And, finally, we come to taste. Here in my London kitchen, I unpacked three boxes of different eggs from Waitrose, a fairly upscale English supermarket. Then, because Waitrose does not sell “caged” eggs, I brought some home from Tesco, a slightly less upscale market. Then I brought home my farmers market eggs, one “free-range” and the other “organic.” In a blind test (the eggs were marked on the bottom with letters corresponding to their boxes), I soft-boiled one of each for John and me, and hard-boiled one of each for Avery (she doesn’t eat things that wobble). No butter, no salt.

I can report that the caged eggs were unacceptable compared to the rest. Not only were their yolks rather gray, but their consistency was rubbery and the flavour left a metallic aftertaste. Done, no more caged eggs. After all, how can a hen lay tasty eggs from a miserable life?

But the rest of the results were a surprise. Among the five choices of “free-range” eggs (whose prices fluctuated about 35%), we could not tell the difference. The most expensive eggs had the darkest yolks, and were the smallest (British eggs typically vary somewhat in size within a box, and often still have feathers sticking to them). All the eggs were creamy, fresh and delicious, but the dark yolks did not taste any better.

Is there any reason, then, to buy the most expensive? Only if you feel that expensive eggs mean a nicer life for the hens, and if you buy the text inside the box, that could be true.
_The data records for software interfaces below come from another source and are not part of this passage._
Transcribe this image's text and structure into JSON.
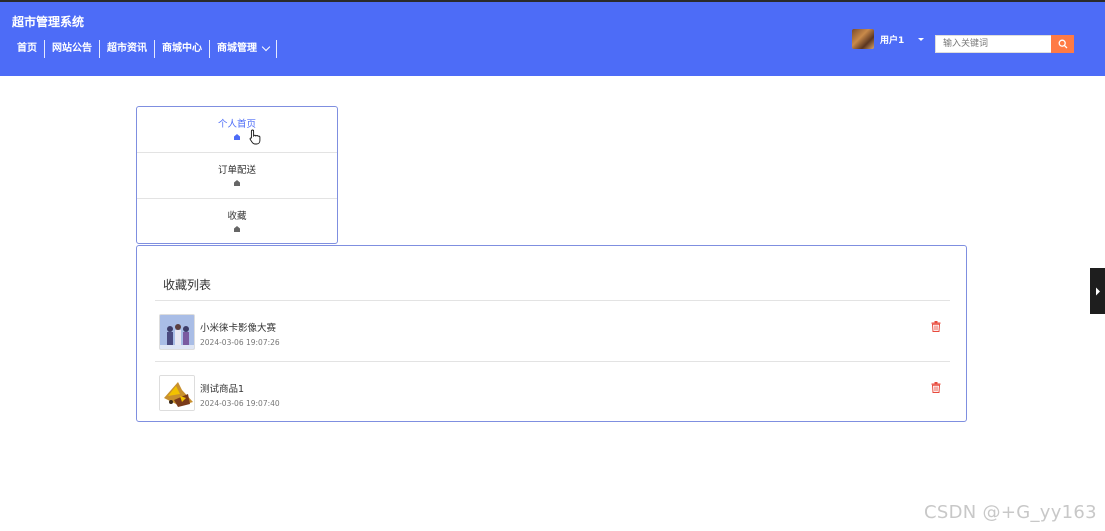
{
  "app": {
    "title": "超市管理系统"
  },
  "nav": {
    "items": [
      {
        "label": "首页"
      },
      {
        "label": "网站公告"
      },
      {
        "label": "超市资讯"
      },
      {
        "label": "商城中心"
      },
      {
        "label": "商城管理"
      }
    ]
  },
  "user": {
    "name": "用户1"
  },
  "search": {
    "placeholder": "输入关键词"
  },
  "sidebar": {
    "tabs": [
      {
        "label": "个人首页",
        "active": true
      },
      {
        "label": "订单配送",
        "active": false
      },
      {
        "label": "收藏",
        "active": false
      }
    ]
  },
  "favorites": {
    "title": "收藏列表",
    "items": [
      {
        "name": "小米徕卡影像大赛",
        "time": "2024-03-06 19:07:26"
      },
      {
        "name": "测试商品1",
        "time": "2024-03-06 19:07:40"
      }
    ]
  },
  "colors": {
    "header": "#4d6cf7",
    "accent": "#ff7a45",
    "delete": "#e84a3c"
  },
  "watermark": "CSDN @+G_yy163"
}
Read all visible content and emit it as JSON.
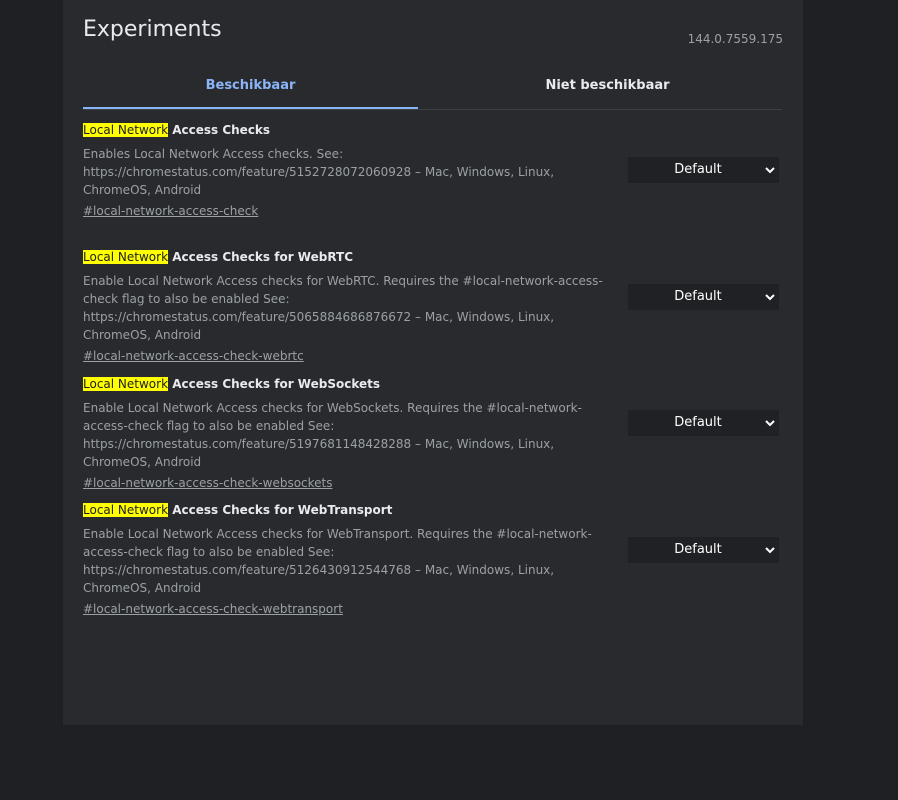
{
  "header": {
    "title": "Experiments",
    "version": "144.0.7559.175"
  },
  "tabs": [
    {
      "label": "Beschikbaar",
      "active": true
    },
    {
      "label": "Niet beschikbaar",
      "active": false
    }
  ],
  "search_highlight": "Local Network",
  "experiments": [
    {
      "highlight": "Local Network",
      "title_rest": " Access Checks",
      "description": "Enables Local Network Access checks. See: https://chromestatus.com/feature/5152728072060928 – Mac, Windows, Linux, ChromeOS, Android",
      "link": "#local-network-access-check",
      "select_value": "Default"
    },
    {
      "highlight": "Local Network",
      "title_rest": " Access Checks for WebRTC",
      "description": "Enable Local Network Access checks for WebRTC. Requires the #local-network-access-check flag to also be enabled See: https://chromestatus.com/feature/5065884686876672 – Mac, Windows, Linux, ChromeOS, Android",
      "link": "#local-network-access-check-webrtc",
      "select_value": "Default"
    },
    {
      "highlight": "Local Network",
      "title_rest": " Access Checks for WebSockets",
      "description": "Enable Local Network Access checks for WebSockets. Requires the #local-network-access-check flag to also be enabled See: https://chromestatus.com/feature/5197681148428288 – Mac, Windows, Linux, ChromeOS, Android",
      "link": "#local-network-access-check-websockets",
      "select_value": "Default"
    },
    {
      "highlight": "Local Network",
      "title_rest": " Access Checks for WebTransport",
      "description": "Enable Local Network Access checks for WebTransport. Requires the #local-network-access-check flag to also be enabled See: https://chromestatus.com/feature/5126430912544768 – Mac, Windows, Linux, ChromeOS, Android",
      "link": "#local-network-access-check-webtransport",
      "select_value": "Default"
    }
  ],
  "colors": {
    "background": "#1f2023",
    "panel": "#292a2d",
    "accent": "#8ab4f8",
    "highlight": "#ffff00"
  }
}
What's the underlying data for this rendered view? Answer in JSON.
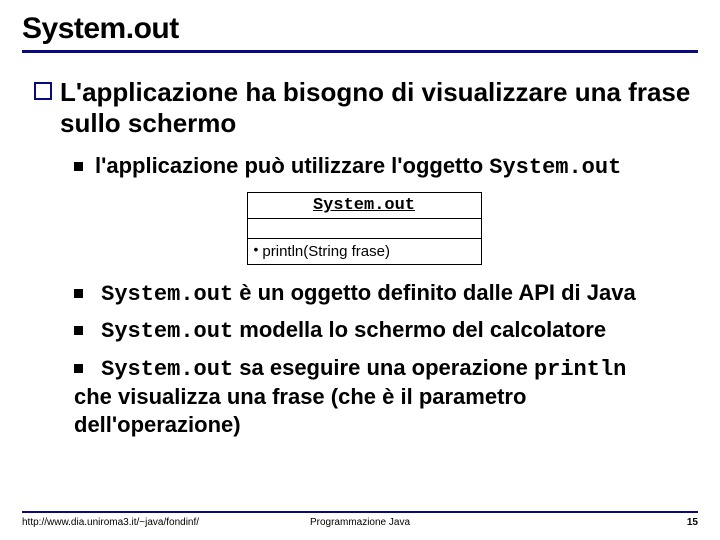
{
  "title": "System.out",
  "lvl1": "L'applicazione ha bisogno di visualizzare una frase sullo schermo",
  "lvl2a_prefix": "l'applicazione può utilizzare l'oggetto ",
  "lvl2a_code": "System.out",
  "uml": {
    "name": "System.out",
    "op": "println(String frase)"
  },
  "b1_code": "System.out",
  "b1_rest": " è un oggetto definito dalle API di Java",
  "b2_code": "System.out",
  "b2_rest": " modella lo schermo del calcolatore",
  "b3_code1": "System.out",
  "b3_mid": " sa eseguire una operazione ",
  "b3_code2": "println",
  "b3_rest": "che visualizza una frase (che è il parametro dell'operazione)",
  "footer": {
    "left": "http://www.dia.uniroma3.it/~java/fondinf/",
    "mid": "Programmazione Java",
    "right": "15"
  }
}
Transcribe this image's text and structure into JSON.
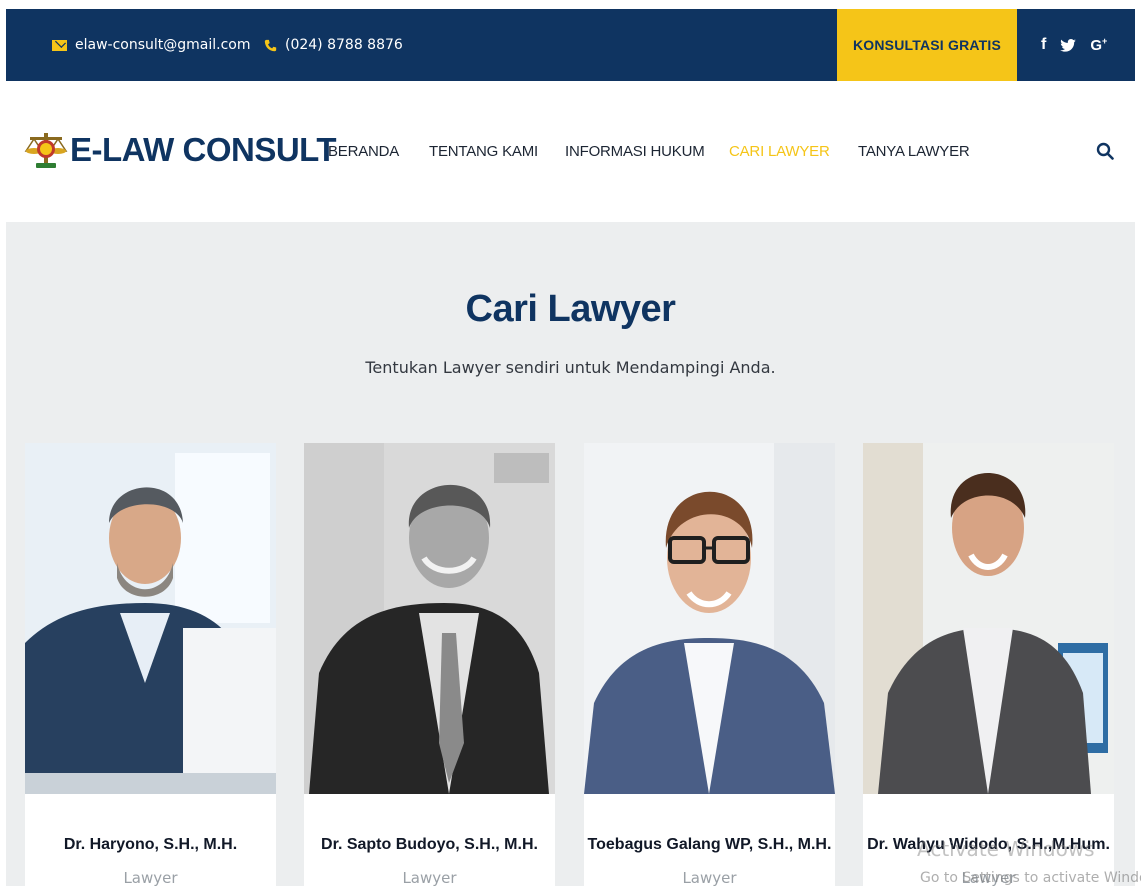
{
  "topbar": {
    "email": "elaw-consult@gmail.com",
    "phone": "(024) 8788 8876",
    "cta_label": "KONSULTASI GRATIS",
    "social": [
      {
        "icon": "facebook-icon",
        "glyph": "f"
      },
      {
        "icon": "twitter-icon",
        "glyph": "🐦"
      },
      {
        "icon": "google-plus-icon",
        "glyph": "G+"
      }
    ],
    "colors": {
      "background": "#0f3461",
      "accent": "#f5c518"
    }
  },
  "header": {
    "logo_text": "E-LAW CONSULT",
    "nav": [
      {
        "label": "BERANDA",
        "active": false
      },
      {
        "label": "TENTANG KAMI",
        "active": false
      },
      {
        "label": "INFORMASI HUKUM",
        "active": false
      },
      {
        "label": "CARI LAWYER",
        "active": true
      },
      {
        "label": "TANYA LAWYER",
        "active": false
      }
    ],
    "search_icon": "search-icon"
  },
  "main": {
    "title": "Cari Lawyer",
    "subtitle": "Tentukan Lawyer sendiri untuk Mendampingi Anda.",
    "lawyers": [
      {
        "name": "Dr. Haryono, S.H., M.H.",
        "role": "Lawyer"
      },
      {
        "name": "Dr. Sapto Budoyo, S.H., M.H.",
        "role": "Lawyer"
      },
      {
        "name": "Toebagus Galang WP, S.H., M.H.",
        "role": "Lawyer"
      },
      {
        "name": "Dr. Wahyu Widodo, S.H.,M.Hum.",
        "role": "Lawyer"
      }
    ]
  },
  "watermark": {
    "line1": "Activate Windows",
    "line2": "Go to Settings to activate Window"
  }
}
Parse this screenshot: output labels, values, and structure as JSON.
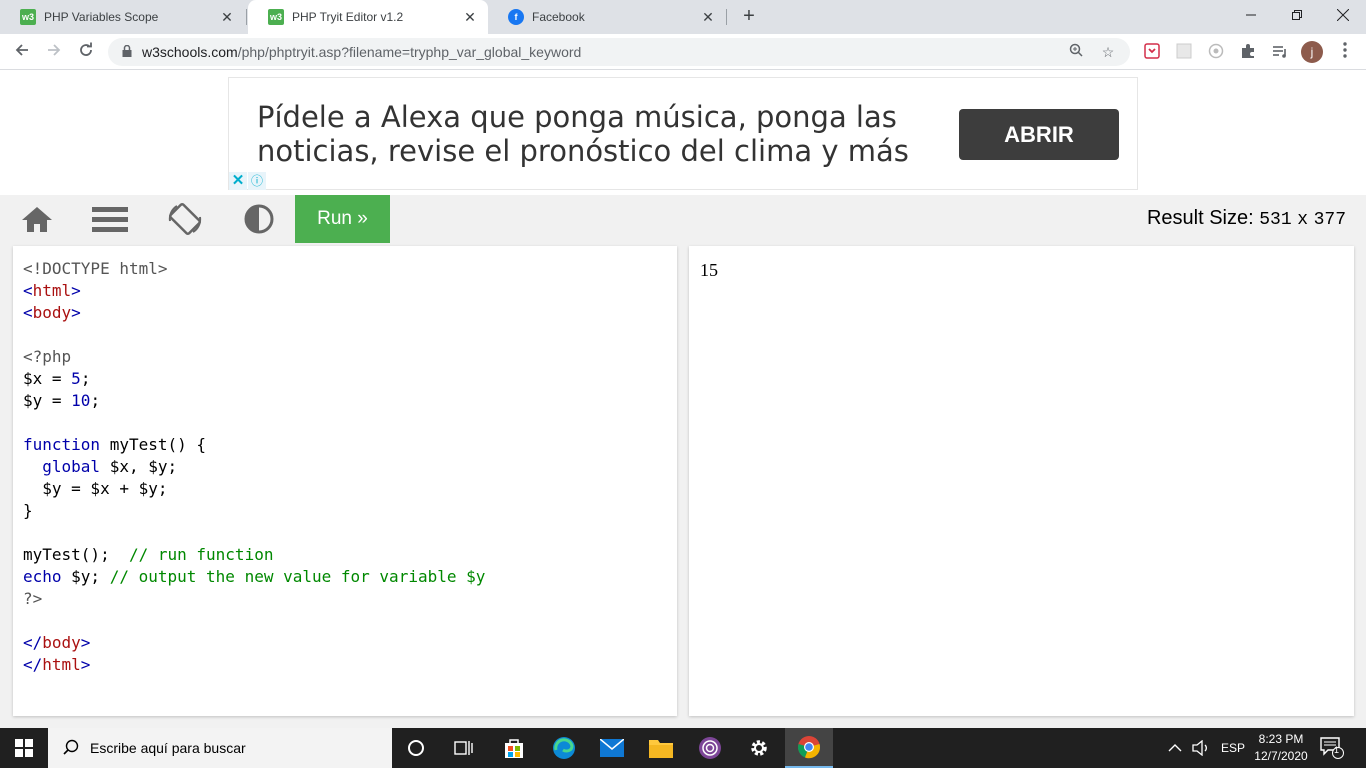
{
  "browser": {
    "tabs": [
      {
        "title": "PHP Variables Scope",
        "favicon": "w3schools-icon",
        "active": false
      },
      {
        "title": "PHP Tryit Editor v1.2",
        "favicon": "w3schools-icon",
        "active": true
      },
      {
        "title": "Facebook",
        "favicon": "facebook-icon",
        "active": false
      }
    ],
    "favicon_label": "w3",
    "close_glyph": "✕",
    "new_tab_glyph": "+",
    "url_host": "w3schools.com",
    "url_path": "/php/phptryit.asp?filename=tryphp_var_global_keyword",
    "profile_initial": "j"
  },
  "ad": {
    "text": "Pídele a Alexa que ponga música, ponga las noticias, revise el pronóstico del clima y más",
    "button_label": "ABRIR"
  },
  "editor": {
    "run_label": "Run »",
    "result_size_label": "Result Size:",
    "result_width": "531",
    "result_x": "x",
    "result_height": "377",
    "output": "15"
  },
  "taskbar": {
    "search_placeholder": "Escribe aquí para buscar",
    "language": "ESP",
    "time": "8:23 PM",
    "date": "12/7/2020",
    "notification_count": "1"
  },
  "colors": {
    "run_green": "#4caf50",
    "taskbar_bg": "#202020",
    "tabstrip_bg": "#dee1e6"
  }
}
The most expensive eggs came from a box proclaiming “free to range on green pastures from dawn to dusk, leading to a natural and happy life.”

Egg-cellent.

Photo Credit: Avery Curran